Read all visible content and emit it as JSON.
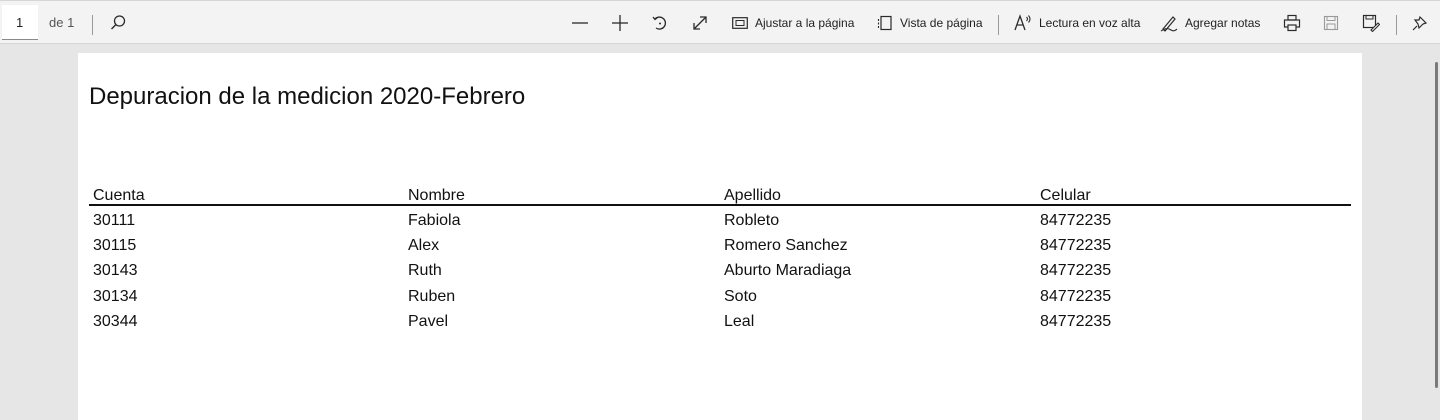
{
  "toolbar": {
    "page_number": "1",
    "page_total": "de 1",
    "fit_page_label": "Ajustar a la página",
    "page_view_label": "Vista de página",
    "read_aloud_label": "Lectura en voz alta",
    "add_notes_label": "Agregar notas",
    "icons": [
      "search-icon",
      "zoom-out-icon",
      "zoom-in-icon",
      "rotate-icon",
      "fullscreen-icon",
      "fit-page-icon",
      "page-view-icon",
      "read-aloud-icon",
      "add-notes-icon",
      "print-icon",
      "save-icon",
      "save-as-icon",
      "pin-icon"
    ]
  },
  "document": {
    "title": "Depuracion de la medicion 2020-Febrero",
    "columns": [
      "Cuenta",
      "Nombre",
      "Apellido",
      "Celular"
    ],
    "rows": [
      [
        "30111",
        "Fabiola",
        "Robleto",
        "84772235"
      ],
      [
        "30115",
        "Alex",
        "Romero Sanchez",
        "84772235"
      ],
      [
        "30143",
        "Ruth",
        "Aburto Maradiaga",
        "84772235"
      ],
      [
        "30134",
        "Ruben",
        "Soto",
        "84772235"
      ],
      [
        "30344",
        "Pavel",
        "Leal",
        "84772235"
      ]
    ]
  }
}
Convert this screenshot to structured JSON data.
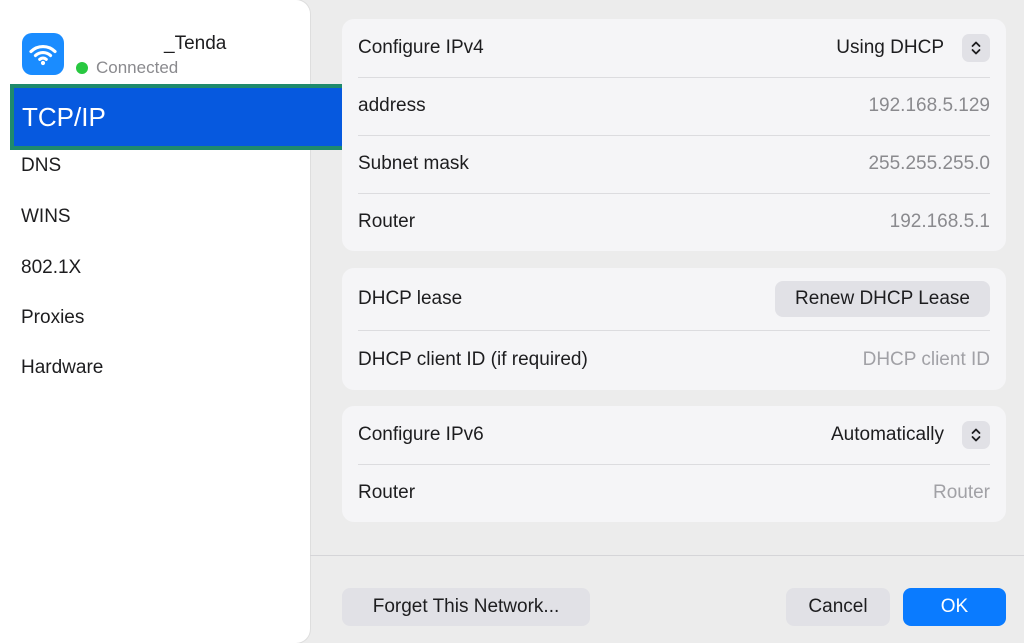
{
  "network": {
    "name": "        _Tenda",
    "status": "Connected",
    "icon": "wifi-icon",
    "status_color": "#28c840",
    "tile_color": "#1a8cff"
  },
  "sidebar": {
    "items": [
      {
        "label": "TCP/IP",
        "selected": true
      },
      {
        "label": "DNS"
      },
      {
        "label": "WINS"
      },
      {
        "label": "802.1X"
      },
      {
        "label": "Proxies"
      },
      {
        "label": "Hardware"
      }
    ]
  },
  "ipv4": {
    "configure_label": "Configure IPv4",
    "configure_value": "Using DHCP",
    "ip_label": " address",
    "ip_value": "192.168.5.129",
    "subnet_label": "Subnet mask",
    "subnet_value": "255.255.255.0",
    "router_label": "Router",
    "router_value": "192.168.5.1"
  },
  "dhcp": {
    "lease_label": "DHCP lease",
    "renew_button": "Renew DHCP Lease",
    "client_id_label": "DHCP client ID (if required)",
    "client_id_placeholder": "DHCP client ID"
  },
  "ipv6": {
    "configure_label": "Configure IPv6",
    "configure_value": "Automatically",
    "router_label": "Router",
    "router_placeholder": "Router"
  },
  "footer": {
    "forget_button": "Forget This Network...",
    "cancel_button": "Cancel",
    "ok_button": "OK"
  },
  "colors": {
    "accent": "#0a7bff",
    "selection": "#0659df",
    "selection_border": "#1e8a6c"
  }
}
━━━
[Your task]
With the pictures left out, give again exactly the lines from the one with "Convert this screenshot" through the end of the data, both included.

[Problem solution]
Convert this screenshot to structured JSON data.
{
  "network": {
    "name": "        _Tenda",
    "status": "Connected",
    "icon": "wifi-icon",
    "status_color": "#28c840",
    "tile_color": "#1a8cff"
  },
  "sidebar": {
    "items": [
      {
        "label": "TCP/IP",
        "selected": true
      },
      {
        "label": "DNS"
      },
      {
        "label": "WINS"
      },
      {
        "label": "802.1X"
      },
      {
        "label": "Proxies"
      },
      {
        "label": "Hardware"
      }
    ]
  },
  "ipv4": {
    "configure_label": "Configure IPv4",
    "configure_value": "Using DHCP",
    "ip_label": " address",
    "ip_value": "192.168.5.129",
    "subnet_label": "Subnet mask",
    "subnet_value": "255.255.255.0",
    "router_label": "Router",
    "router_value": "192.168.5.1"
  },
  "dhcp": {
    "lease_label": "DHCP lease",
    "renew_button": "Renew DHCP Lease",
    "client_id_label": "DHCP client ID (if required)",
    "client_id_placeholder": "DHCP client ID"
  },
  "ipv6": {
    "configure_label": "Configure IPv6",
    "configure_value": "Automatically",
    "router_label": "Router",
    "router_placeholder": "Router"
  },
  "footer": {
    "forget_button": "Forget This Network...",
    "cancel_button": "Cancel",
    "ok_button": "OK"
  },
  "colors": {
    "accent": "#0a7bff",
    "selection": "#0659df",
    "selection_border": "#1e8a6c"
  }
}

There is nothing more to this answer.